Morrison, who gained fame for his role in “Rocky V” and for beating George Foreman for the WBO title in 1993, died in September 2013 at the age of 44 from health complications.
The boxing card will not be televised, but an ESPN crew will be at the fight as part of a “30 for 30” documentary on Morrison’s life.
Tony Holden, who promoted Morrison for the majority of his boxing career, will be heavily involved in Lippe’s development.
“I’ve known Trey his entire life,” Holden said. “It’s a touching deal for me to be able to work with Tommy’s son. He came to me right before Tommy’s death in September of last year and said he wanted to box. Immediately.
“I tried to talk him out of it. I thought I had Trey talked out of it, but he called me and said he’s going to do it anyway. I had a long talk with his family and if he’s going to do it anyway, I want to do it with him. This isn’t a fly-by-night deal. This is family. I’m going to use every effort I have, every connection I have in the sport of boxing to move this kid. And you’re going to see him move fast.”
Lippe, age 24, has no amateur boxing experience to speak of and began training in November 2013. An all-conference defensive end at Central Arkansas, he finished his college football career in 2012. Lippe is the stepson of longtime Vinita High School football coach Mark Lippe.
“My dad always brought up boxing,” Lippe said. “He always wanted me to do it. I always wanted to. I just never could get into it with him because I had football. So by the time football ended and I had time to do it, my dad passed. So this is something I’m going to do and right now I figure he’s still with me. I still consider me and him doing it.”

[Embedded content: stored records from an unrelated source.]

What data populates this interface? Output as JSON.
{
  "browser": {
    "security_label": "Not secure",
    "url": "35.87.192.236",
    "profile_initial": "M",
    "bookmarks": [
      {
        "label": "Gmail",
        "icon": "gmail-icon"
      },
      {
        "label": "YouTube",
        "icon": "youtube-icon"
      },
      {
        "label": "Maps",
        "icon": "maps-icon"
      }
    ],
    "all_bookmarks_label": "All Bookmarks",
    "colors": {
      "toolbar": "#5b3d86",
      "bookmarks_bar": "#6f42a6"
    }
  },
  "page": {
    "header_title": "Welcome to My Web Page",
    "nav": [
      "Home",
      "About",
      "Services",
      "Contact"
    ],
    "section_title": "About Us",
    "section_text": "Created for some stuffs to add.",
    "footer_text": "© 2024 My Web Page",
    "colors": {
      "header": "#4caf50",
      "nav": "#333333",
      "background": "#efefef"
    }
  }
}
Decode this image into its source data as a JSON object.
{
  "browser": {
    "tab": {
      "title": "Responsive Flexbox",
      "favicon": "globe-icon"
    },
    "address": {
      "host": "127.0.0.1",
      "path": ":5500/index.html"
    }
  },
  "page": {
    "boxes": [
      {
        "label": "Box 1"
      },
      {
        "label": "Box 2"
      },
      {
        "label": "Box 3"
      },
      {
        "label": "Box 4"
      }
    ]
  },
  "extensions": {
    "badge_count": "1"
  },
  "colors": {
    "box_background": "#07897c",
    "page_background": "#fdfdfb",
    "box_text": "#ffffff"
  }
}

Peppe Johnson, who has trained such boxers as super middleweight Allan Green, said Lippe’s progress is rapid.
“Once I showed him how I wanted him to jump rope and move his body, move his head and shoulders, it just came overnight,” Johnson said. “The next night he came to train, everything I taught him the day before he was doing in the gym. It was like he was made to do this.”
Holden said the 6-foot-3, 225-pound heavyweight from Vinita has a legitimate chance to eventually contend in the heavyweight division.
“It’s unbelievable how he resembles his father,” Holden said. “He cracks like his father, meaning he’s a big puncher. When I first saw him after two months of work, I was blown away. And with the heavyweight division where it’s at, this kid’s got a legitimate shot. It’s going to be great to see him be built up right here in this neck of the woods.”
Doors for the event will open at 7 p.m. on Feb. 15. Tickets range from $20-$40 and can be purchased at the Buffalo Run Casino box office.